* [SUPPLIED DATA]:
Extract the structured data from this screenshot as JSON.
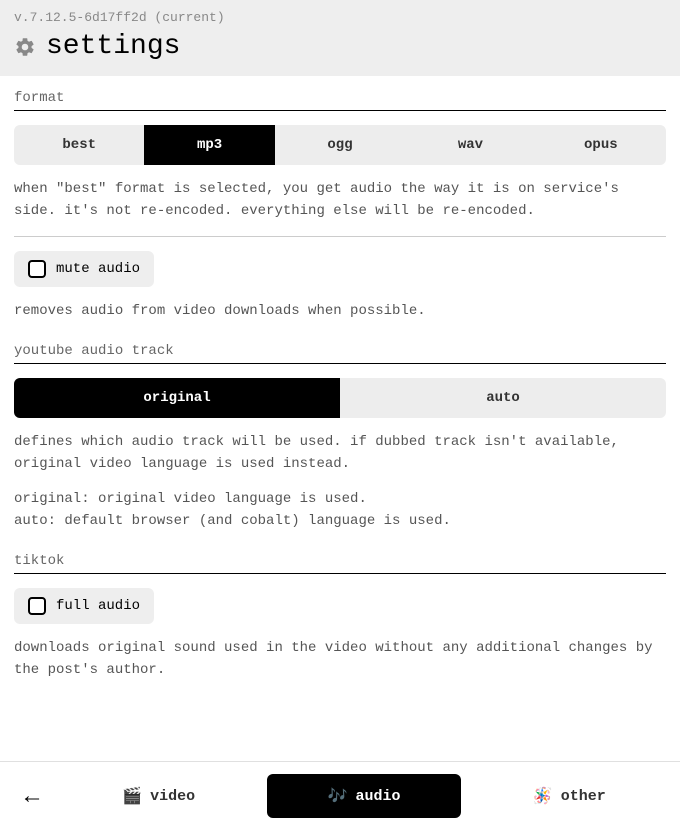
{
  "header": {
    "version": "v.7.12.5-6d17ff2d (current)",
    "title": "settings"
  },
  "sections": {
    "format": {
      "label": "format",
      "options": [
        "best",
        "mp3",
        "ogg",
        "wav",
        "opus"
      ],
      "selected": "mp3",
      "description": "when \"best\" format is selected, you get audio the way it is on service's side. it's not re-encoded. everything else will be re-encoded."
    },
    "mute": {
      "label": "mute audio",
      "checked": false,
      "description": "removes audio from video downloads when possible."
    },
    "youtube_track": {
      "label": "youtube audio track",
      "options": [
        "original",
        "auto"
      ],
      "selected": "original",
      "description": "defines which audio track will be used. if dubbed track isn't available, original video language is used instead.",
      "explain": "original: original video language is used.\nauto: default browser (and cobalt) language is used."
    },
    "tiktok": {
      "label": "tiktok",
      "full_audio_label": "full audio",
      "full_audio_checked": false,
      "description": "downloads original sound used in the video without any additional changes by the post's author."
    }
  },
  "footer": {
    "tabs": {
      "video": "video",
      "audio": "audio",
      "other": "other"
    },
    "active": "audio"
  }
}
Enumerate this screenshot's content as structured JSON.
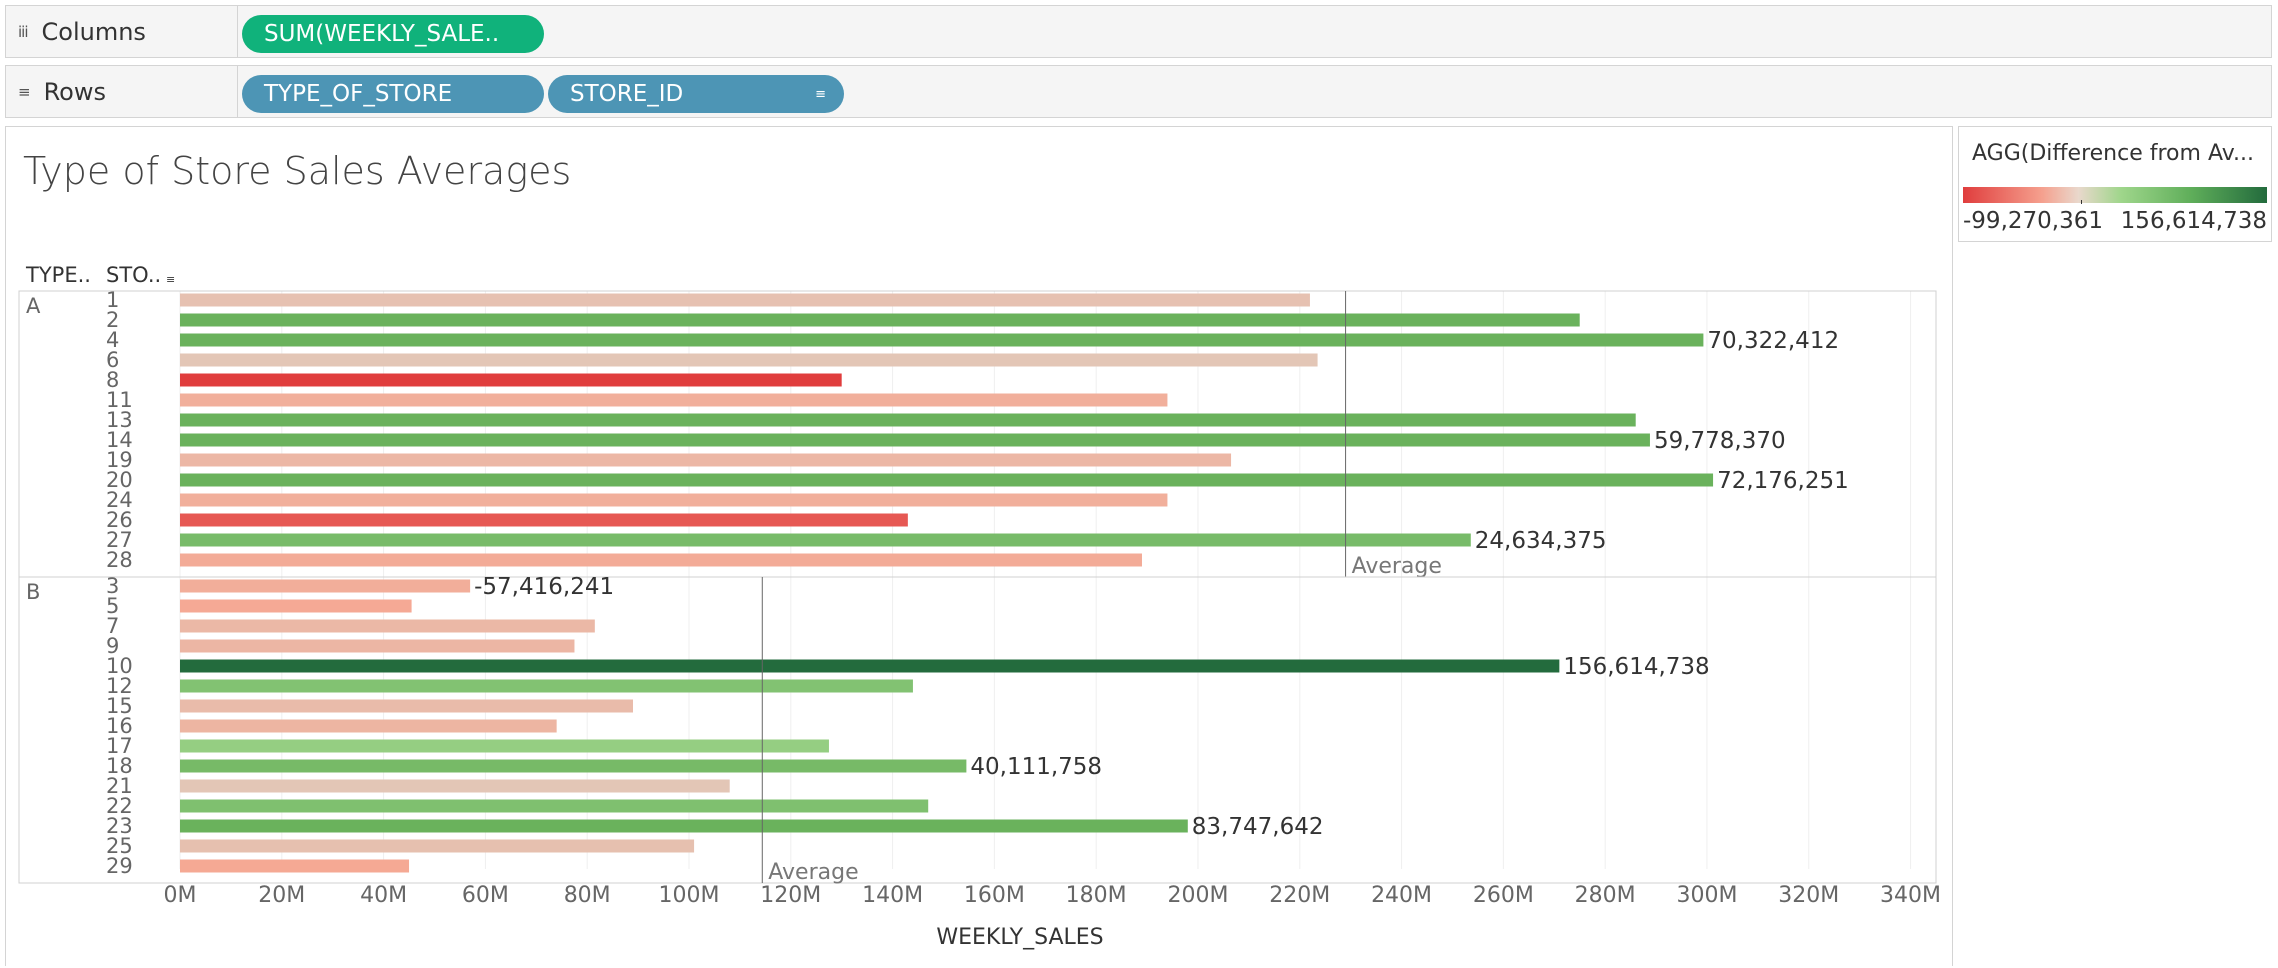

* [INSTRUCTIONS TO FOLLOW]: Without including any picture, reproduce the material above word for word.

* [RESULT FOR THIS EXERCISE]:
Extract the structured data from this screenshot as JSON.
{
  "header": {
    "version": "v.7.12.5-6d17ff2d (current)",
    "title": "settings"
  },
  "sections": {
    "format": {
      "label": "format",
      "options": [
        "best",
        "mp3",
        "ogg",
        "wav",
        "opus"
      ],
      "selected": "mp3",
      "description": "when \"best\" format is selected, you get audio the way it is on service's side. it's not re-encoded. everything else will be re-encoded."
    },
    "mute": {
      "label": "mute audio",
      "checked": false,
      "description": "removes audio from video downloads when possible."
    },
    "youtube_track": {
      "label": "youtube audio track",
      "options": [
        "original",
        "auto"
      ],
      "selected": "original",
      "description": "defines which audio track will be used. if dubbed track isn't available, original video language is used instead.",
      "explain": "original: original video language is used.\nauto: default browser (and cobalt) language is used."
    },
    "tiktok": {
      "label": "tiktok",
      "full_audio_label": "full audio",
      "full_audio_checked": false,
      "description": "downloads original sound used in the video without any additional changes by the post's author."
    }
  },
  "footer": {
    "tabs": {
      "video": "video",
      "audio": "audio",
      "other": "other"
    },
    "active": "audio"
  }
}
Enumerate this screenshot's content as structured JSON.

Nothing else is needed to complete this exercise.